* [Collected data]
....................
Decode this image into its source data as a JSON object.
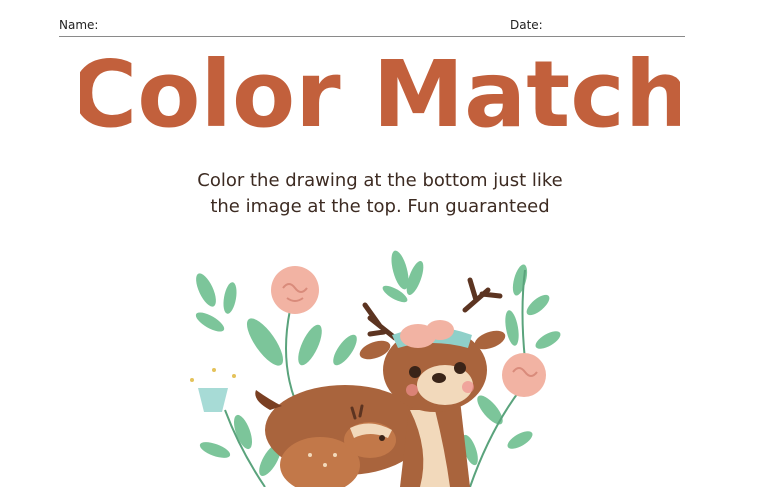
{
  "header": {
    "name_label": "Name:",
    "date_label": "Date:"
  },
  "title": "Color Match",
  "instructions": {
    "line1": "Color the drawing at the bottom just like",
    "line2": "the image at the top. Fun guaranteed"
  },
  "colors": {
    "title_fill": "#c2603c",
    "title_stroke": "#a84e2f",
    "deer_brown": "#a9643d",
    "deer_belly": "#f2d9bb",
    "antler": "#5c3421",
    "leaf_green": "#7cc59a",
    "flower_pink": "#f2b3a3",
    "flower_teal": "#a7dbd6",
    "band_teal": "#8fd0c9"
  },
  "illustration": {
    "subject": "mother deer with fawn among flowers",
    "icon": "deer-illustration"
  }
}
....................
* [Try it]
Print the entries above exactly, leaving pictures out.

* [Task answer]
Decode this image into its source data as a JSON object.
{
  "header": {
    "name_label": "Name:",
    "date_label": "Date:"
  },
  "title": "Color Match",
  "instructions": {
    "line1": "Color the drawing at the bottom just like",
    "line2": "the image at the top. Fun guaranteed"
  },
  "colors": {
    "title_fill": "#c2603c",
    "title_stroke": "#a84e2f",
    "deer_brown": "#a9643d",
    "deer_belly": "#f2d9bb",
    "antler": "#5c3421",
    "leaf_green": "#7cc59a",
    "flower_pink": "#f2b3a3",
    "flower_teal": "#a7dbd6",
    "band_teal": "#8fd0c9"
  },
  "illustration": {
    "subject": "mother deer with fawn among flowers",
    "icon": "deer-illustration"
  }
}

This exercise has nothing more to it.